Lines below that hold the word "错误日志" must be copied in full.

Data for this task: Begin

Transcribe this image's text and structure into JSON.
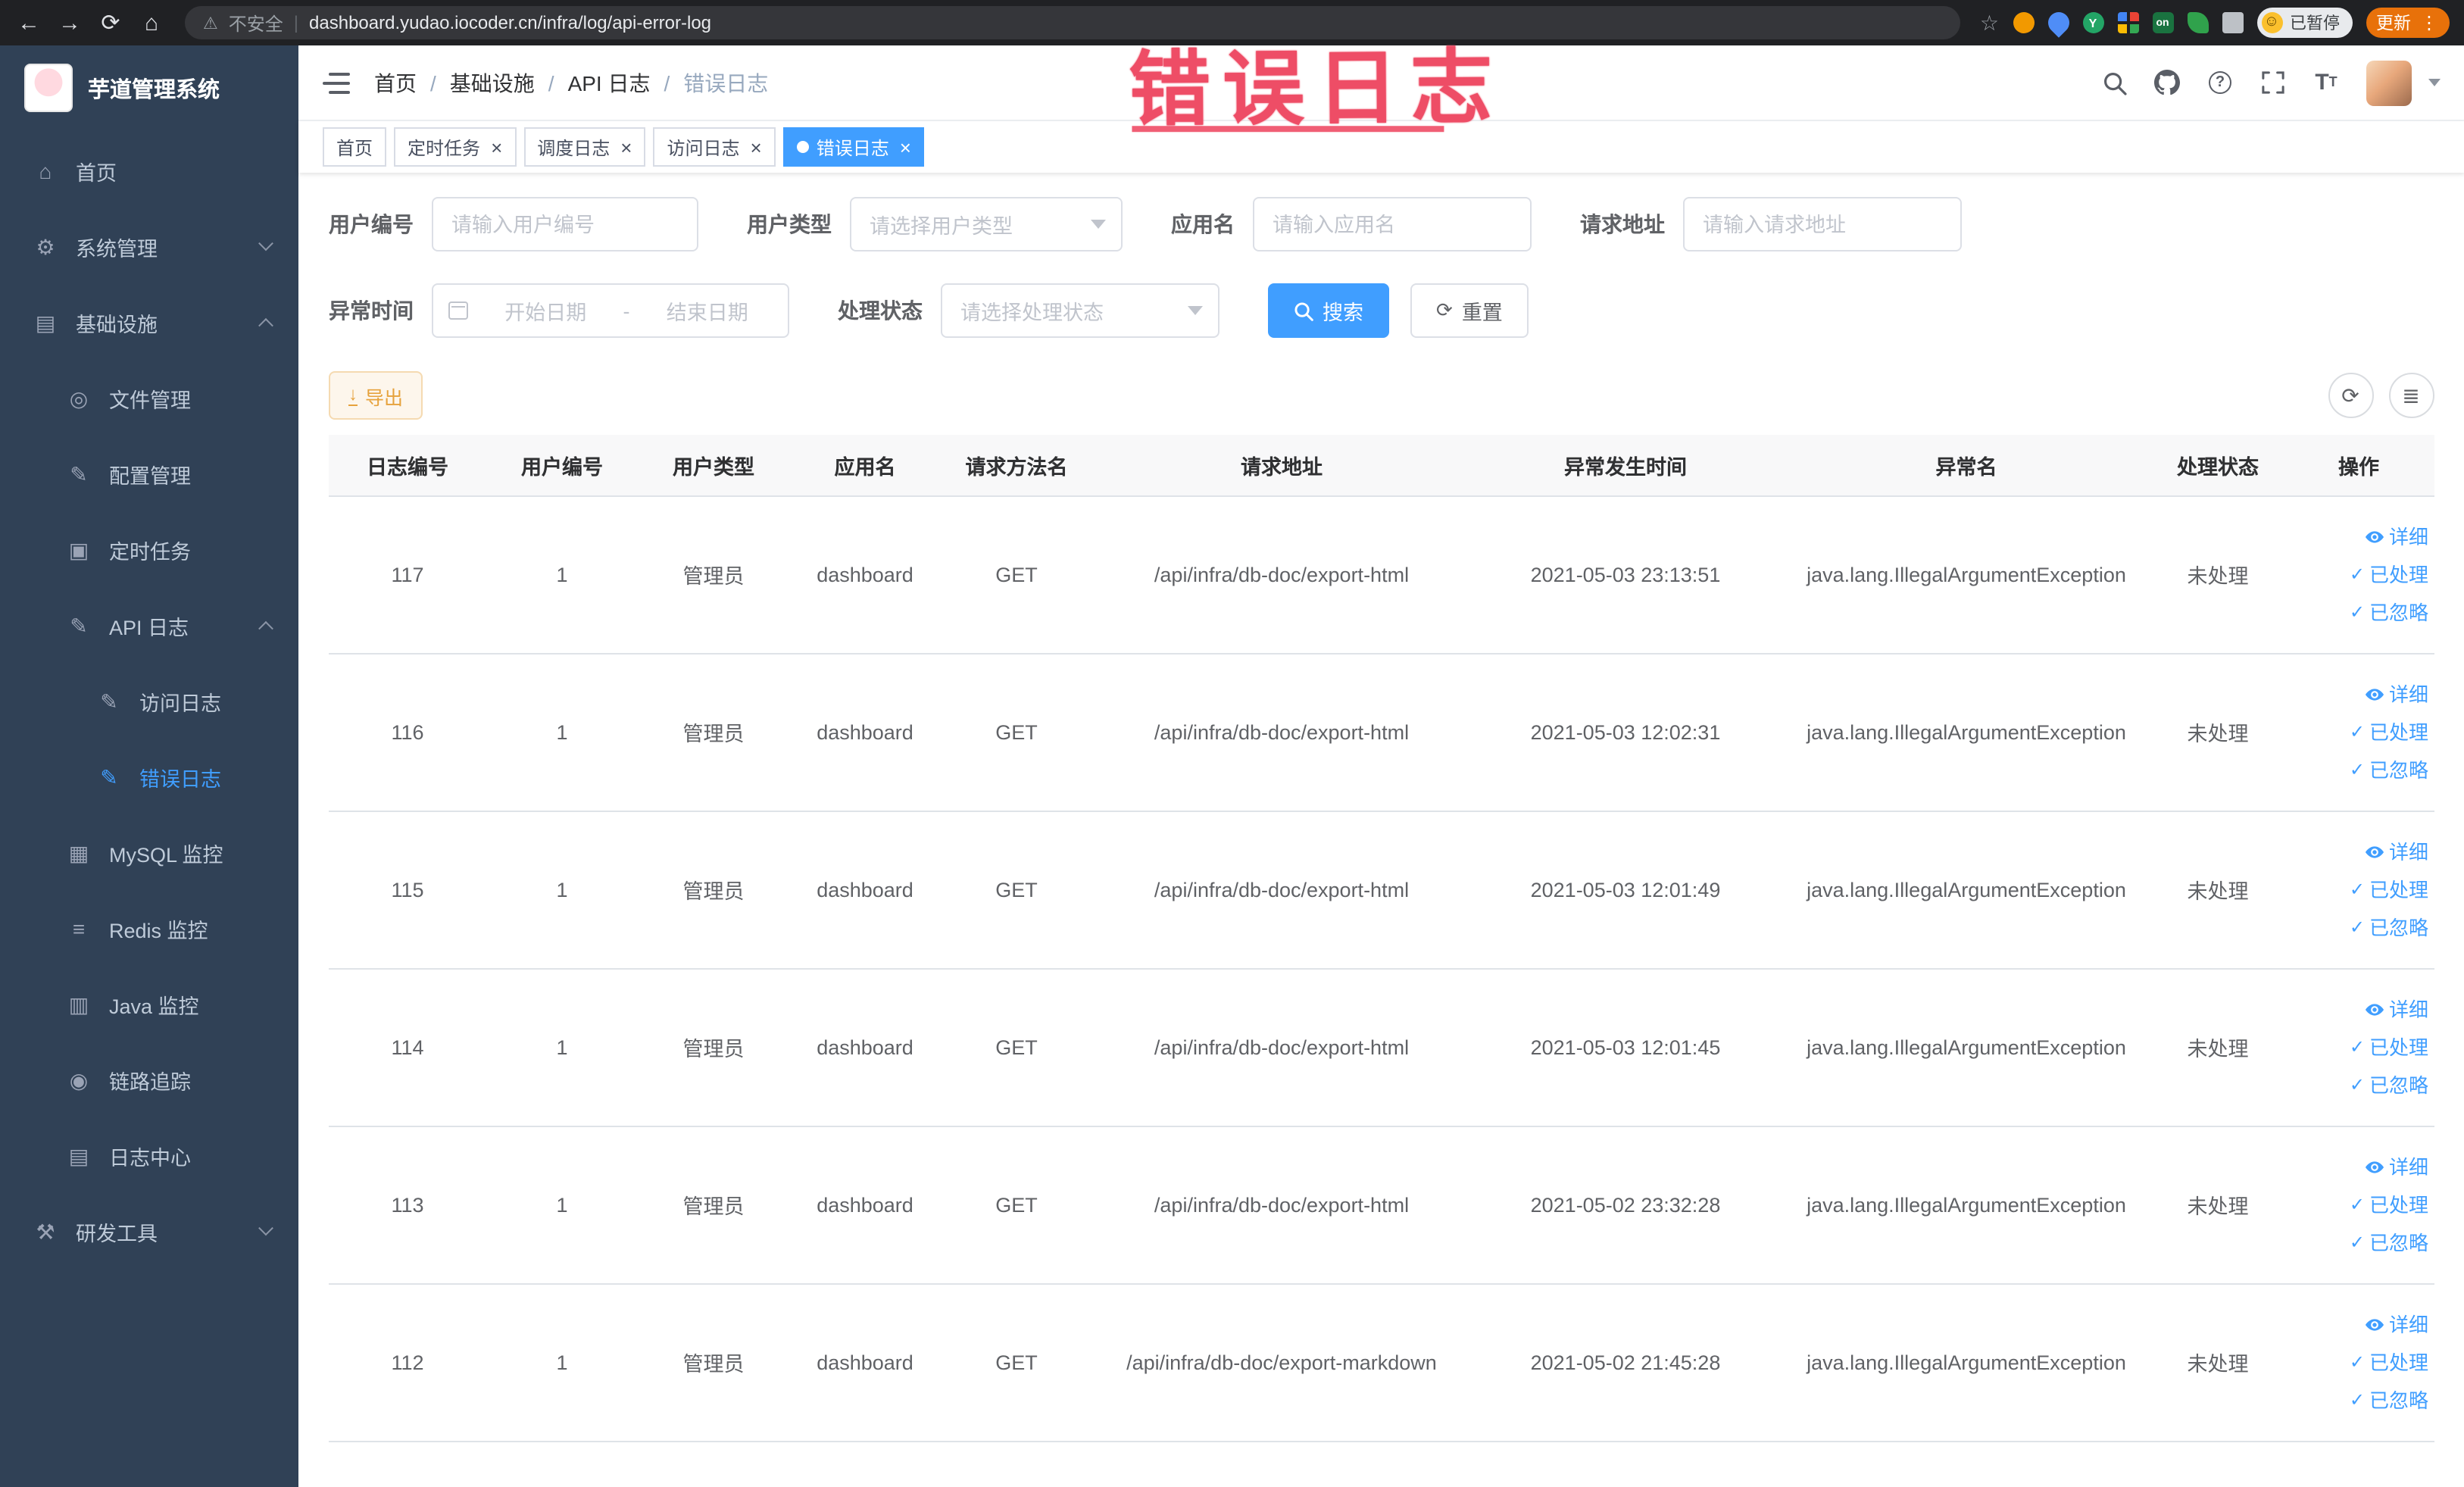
{
  "browser": {
    "security_label": "不安全",
    "url": "dashboard.yudao.iocoder.cn/infra/log/api-error-log",
    "profile_badge": "已暂停",
    "update_button": "更新"
  },
  "annotation": "错误日志",
  "colors": {
    "primary": "#409eff",
    "sidebar_bg": "#304156",
    "warning": "#e6a23c",
    "annotation_red": "#ee4d66",
    "tag_active": "#409eff"
  },
  "sidebar": {
    "logo_title": "芋道管理系统",
    "items": [
      {
        "name": "home",
        "label": "首页",
        "icon": "home",
        "depth": 0
      },
      {
        "name": "system-mgmt",
        "label": "系统管理",
        "icon": "gear",
        "depth": 0,
        "chevron": "down"
      },
      {
        "name": "infrastructure",
        "label": "基础设施",
        "icon": "infra",
        "depth": 0,
        "chevron": "up"
      },
      {
        "name": "file-mgmt",
        "label": "文件管理",
        "icon": "file",
        "depth": 1
      },
      {
        "name": "config-mgmt",
        "label": "配置管理",
        "icon": "config",
        "depth": 1
      },
      {
        "name": "scheduled-jobs",
        "label": "定时任务",
        "icon": "job",
        "depth": 1
      },
      {
        "name": "api-log",
        "label": "API 日志",
        "icon": "log",
        "depth": 1,
        "chevron": "up"
      },
      {
        "name": "access-log",
        "label": "访问日志",
        "icon": "log",
        "depth": 2
      },
      {
        "name": "error-log",
        "label": "错误日志",
        "icon": "log",
        "depth": 2,
        "active": true
      },
      {
        "name": "mysql-monitor",
        "label": "MySQL 监控",
        "icon": "mysql",
        "depth": 1
      },
      {
        "name": "redis-monitor",
        "label": "Redis 监控",
        "icon": "redis",
        "depth": 1
      },
      {
        "name": "java-monitor",
        "label": "Java 监控",
        "icon": "java",
        "depth": 1
      },
      {
        "name": "trace",
        "label": "链路追踪",
        "icon": "trace",
        "depth": 1
      },
      {
        "name": "log-center",
        "label": "日志中心",
        "icon": "logcenter",
        "depth": 1
      },
      {
        "name": "dev-tools",
        "label": "研发工具",
        "icon": "tool",
        "depth": 0,
        "chevron": "down"
      }
    ]
  },
  "navbar": {
    "breadcrumb": [
      "首页",
      "基础设施",
      "API 日志",
      "错误日志"
    ]
  },
  "tabs": [
    {
      "name": "home",
      "label": "首页",
      "closable": false,
      "active": false
    },
    {
      "name": "scheduled-jobs",
      "label": "定时任务",
      "closable": true,
      "active": false
    },
    {
      "name": "job-log",
      "label": "调度日志",
      "closable": true,
      "active": false
    },
    {
      "name": "access-log",
      "label": "访问日志",
      "closable": true,
      "active": false
    },
    {
      "name": "error-log",
      "label": "错误日志",
      "closable": true,
      "active": true
    }
  ],
  "filters": {
    "user_id": {
      "label": "用户编号",
      "placeholder": "请输入用户编号"
    },
    "user_type": {
      "label": "用户类型",
      "placeholder": "请选择用户类型"
    },
    "app_name": {
      "label": "应用名",
      "placeholder": "请输入应用名"
    },
    "request_url": {
      "label": "请求地址",
      "placeholder": "请输入请求地址"
    },
    "exception_time": {
      "label": "异常时间",
      "start_placeholder": "开始日期",
      "separator": "-",
      "end_placeholder": "结束日期"
    },
    "process_status": {
      "label": "处理状态",
      "placeholder": "请选择处理状态"
    },
    "search_button": "搜索",
    "reset_button": "重置"
  },
  "toolbar": {
    "export_button": "导出"
  },
  "table": {
    "columns": [
      "日志编号",
      "用户编号",
      "用户类型",
      "应用名",
      "请求方法名",
      "请求地址",
      "异常发生时间",
      "异常名",
      "处理状态",
      "操作"
    ],
    "actions": [
      "详细",
      "已处理",
      "已忽略"
    ],
    "rows": [
      {
        "id": "117",
        "user_id": "1",
        "user_type": "管理员",
        "app": "dashboard",
        "method": "GET",
        "url": "/api/infra/db-doc/export-html",
        "time": "2021-05-03 23:13:51",
        "exception": "java.lang.IllegalArgumentException",
        "status": "未处理"
      },
      {
        "id": "116",
        "user_id": "1",
        "user_type": "管理员",
        "app": "dashboard",
        "method": "GET",
        "url": "/api/infra/db-doc/export-html",
        "time": "2021-05-03 12:02:31",
        "exception": "java.lang.IllegalArgumentException",
        "status": "未处理"
      },
      {
        "id": "115",
        "user_id": "1",
        "user_type": "管理员",
        "app": "dashboard",
        "method": "GET",
        "url": "/api/infra/db-doc/export-html",
        "time": "2021-05-03 12:01:49",
        "exception": "java.lang.IllegalArgumentException",
        "status": "未处理"
      },
      {
        "id": "114",
        "user_id": "1",
        "user_type": "管理员",
        "app": "dashboard",
        "method": "GET",
        "url": "/api/infra/db-doc/export-html",
        "time": "2021-05-03 12:01:45",
        "exception": "java.lang.IllegalArgumentException",
        "status": "未处理"
      },
      {
        "id": "113",
        "user_id": "1",
        "user_type": "管理员",
        "app": "dashboard",
        "method": "GET",
        "url": "/api/infra/db-doc/export-html",
        "time": "2021-05-02 23:32:28",
        "exception": "java.lang.IllegalArgumentException",
        "status": "未处理"
      },
      {
        "id": "112",
        "user_id": "1",
        "user_type": "管理员",
        "app": "dashboard",
        "method": "GET",
        "url": "/api/infra/db-doc/export-markdown",
        "time": "2021-05-02 21:45:28",
        "exception": "java.lang.IllegalArgumentException",
        "status": "未处理"
      }
    ]
  }
}
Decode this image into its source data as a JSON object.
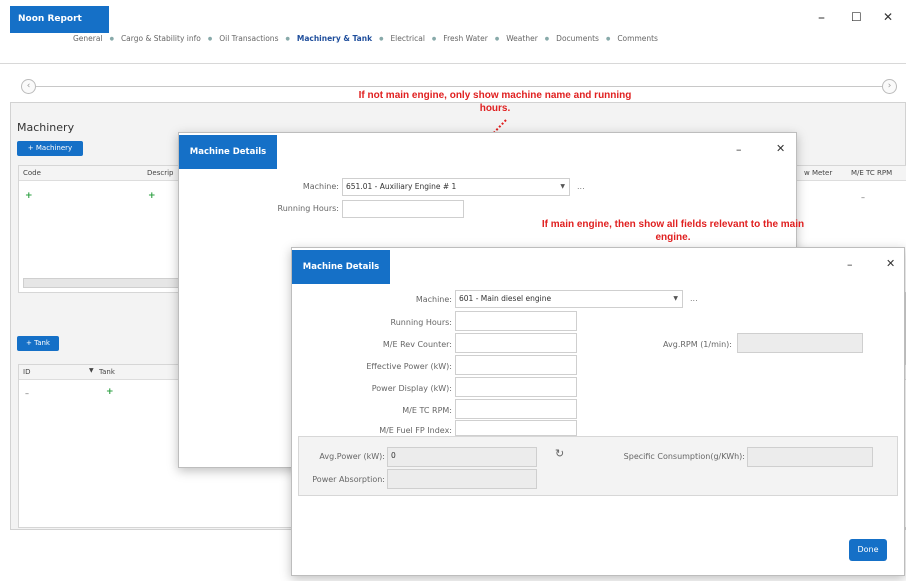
{
  "app": {
    "tab_title": "Noon Report"
  },
  "window_controls": {
    "minimize": "–",
    "maximize": "☐",
    "close": "✕"
  },
  "nav": {
    "items": [
      "General",
      "Cargo & Stability info",
      "Oil Transactions",
      "Machinery & Tank",
      "Electrical",
      "Fresh Water",
      "Weather",
      "Documents",
      "Comments"
    ],
    "active": "Machinery & Tank"
  },
  "machinery": {
    "title": "Machinery",
    "add_button": "+ Machinery",
    "columns": [
      "Code",
      "Descrip"
    ],
    "right_columns": [
      "w Meter",
      "M/E TC RPM"
    ],
    "row_add": "+",
    "row_dash": "–"
  },
  "tank": {
    "add_button": "+ Tank",
    "columns": [
      "ID",
      "Tank"
    ],
    "row_dash": "–",
    "row_add": "+"
  },
  "annotations": {
    "top": "If not main engine, only show machine name and running hours.",
    "mid": "If main engine, then show all fields relevant to the main engine."
  },
  "dialog1": {
    "title": "Machine Details",
    "machine_label": "Machine:",
    "machine_value": "651.01 - Auxiliary Engine # 1",
    "running_hours_label": "Running Hours:",
    "ellipsis": "..."
  },
  "dialog2": {
    "title": "Machine Details",
    "machine_label": "Machine:",
    "machine_value": "601 - Main diesel engine",
    "ellipsis": "...",
    "running_hours_label": "Running Hours:",
    "rev_counter_label": "M/E Rev Counter:",
    "effective_power_label": "Effective Power (kW):",
    "power_display_label": "Power Display (kW):",
    "tc_rpm_label": "M/E TC RPM:",
    "fuel_index_label": "M/E Fuel FP Index:",
    "avg_rpm_label": "Avg.RPM (1/min):",
    "avg_power_label": "Avg.Power (kW):",
    "avg_power_value": "0",
    "specific_consumption_label": "Specific Consumption(g/KWh):",
    "power_absorption_label": "Power Absorption:",
    "done_label": "Done"
  }
}
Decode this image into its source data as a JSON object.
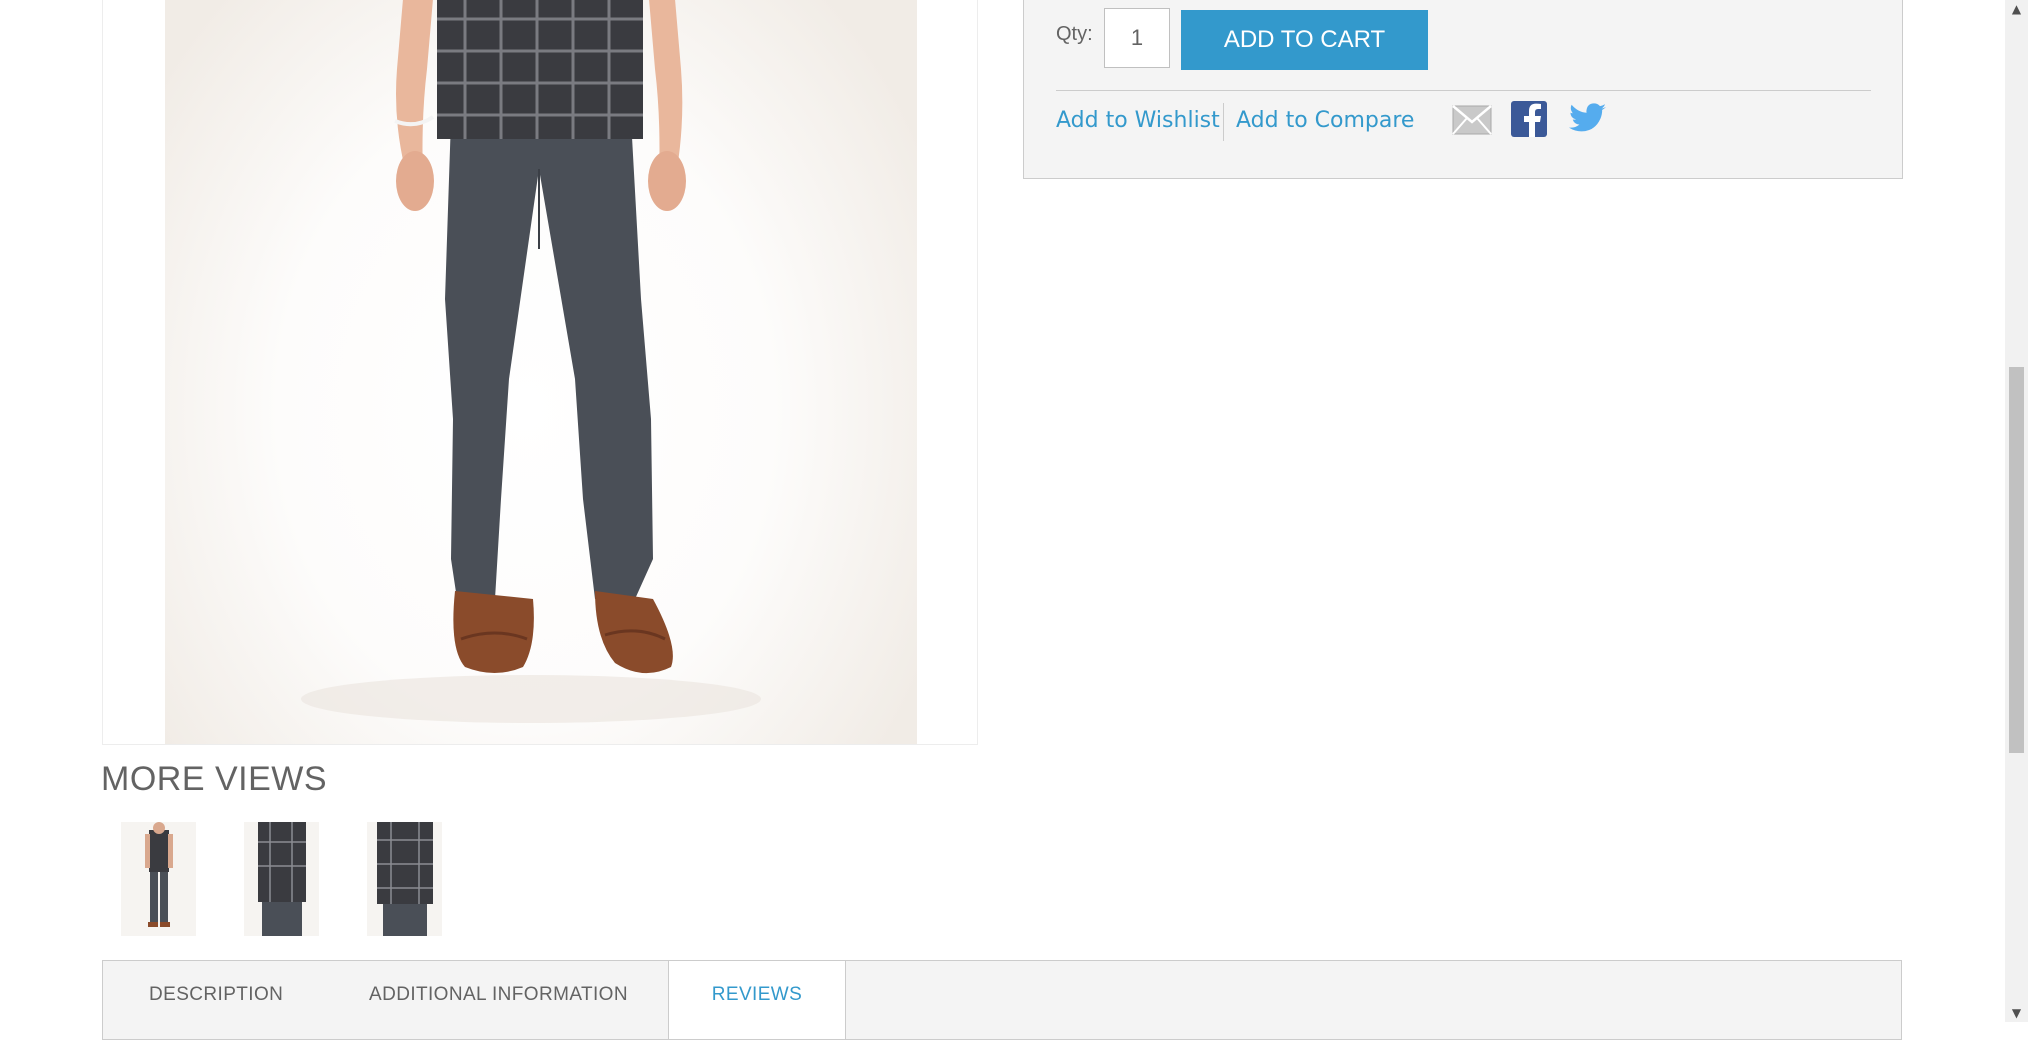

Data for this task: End

**Your response**
  "annotation": "错误日志",
        "label": "错误日志",
      "错误日志"
      "label": "错误日志",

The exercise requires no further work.